» Exercise objective:
Line by line, copy all of the data exactly.

» Component data from apps and pages:
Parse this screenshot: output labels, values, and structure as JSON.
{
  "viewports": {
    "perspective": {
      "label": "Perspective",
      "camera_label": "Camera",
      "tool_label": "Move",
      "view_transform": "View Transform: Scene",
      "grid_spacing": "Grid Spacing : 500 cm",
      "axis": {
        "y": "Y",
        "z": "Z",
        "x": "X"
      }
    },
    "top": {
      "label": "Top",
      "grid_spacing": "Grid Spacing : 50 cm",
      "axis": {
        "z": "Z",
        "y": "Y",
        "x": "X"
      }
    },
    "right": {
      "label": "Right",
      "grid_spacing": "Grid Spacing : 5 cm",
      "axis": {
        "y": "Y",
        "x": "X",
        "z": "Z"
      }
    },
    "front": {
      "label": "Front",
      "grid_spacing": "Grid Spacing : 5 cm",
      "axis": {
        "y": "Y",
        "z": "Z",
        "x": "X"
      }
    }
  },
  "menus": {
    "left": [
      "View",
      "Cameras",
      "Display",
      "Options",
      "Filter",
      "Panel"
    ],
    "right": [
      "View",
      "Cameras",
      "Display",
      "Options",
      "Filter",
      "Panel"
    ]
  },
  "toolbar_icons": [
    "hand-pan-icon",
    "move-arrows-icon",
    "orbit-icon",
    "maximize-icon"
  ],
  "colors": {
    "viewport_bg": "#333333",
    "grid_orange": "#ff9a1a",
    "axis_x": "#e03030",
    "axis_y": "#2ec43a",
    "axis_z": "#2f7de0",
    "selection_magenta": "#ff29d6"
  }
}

» Written answer:
Parse this screenshot: output labels, values, and structure as JSON.
{
  "viewports": {
    "perspective": {
      "label": "Perspective",
      "camera_label": "Camera",
      "tool_label": "Move",
      "view_transform": "View Transform: Scene",
      "grid_spacing": "Grid Spacing : 500 cm",
      "axis": {
        "y": "Y",
        "z": "Z",
        "x": "X"
      }
    },
    "top": {
      "label": "Top",
      "grid_spacing": "Grid Spacing : 50 cm",
      "axis": {
        "z": "Z",
        "y": "Y",
        "x": "X"
      }
    },
    "right": {
      "label": "Right",
      "grid_spacing": "Grid Spacing : 5 cm",
      "axis": {
        "y": "Y",
        "x": "X",
        "z": "Z"
      }
    },
    "front": {
      "label": "Front",
      "grid_spacing": "Grid Spacing : 5 cm",
      "axis": {
        "y": "Y",
        "z": "Z",
        "x": "X"
      }
    }
  },
  "menus": {
    "left": [
      "View",
      "Cameras",
      "Display",
      "Options",
      "Filter",
      "Panel"
    ],
    "right": [
      "View",
      "Cameras",
      "Display",
      "Options",
      "Filter",
      "Panel"
    ]
  },
  "toolbar_icons": [
    "hand-pan-icon",
    "move-arrows-icon",
    "orbit-icon",
    "maximize-icon"
  ],
  "colors": {
    "viewport_bg": "#333333",
    "grid_orange": "#ff9a1a",
    "axis_x": "#e03030",
    "axis_y": "#2ec43a",
    "axis_z": "#2f7de0",
    "selection_magenta": "#ff29d6"
  }
}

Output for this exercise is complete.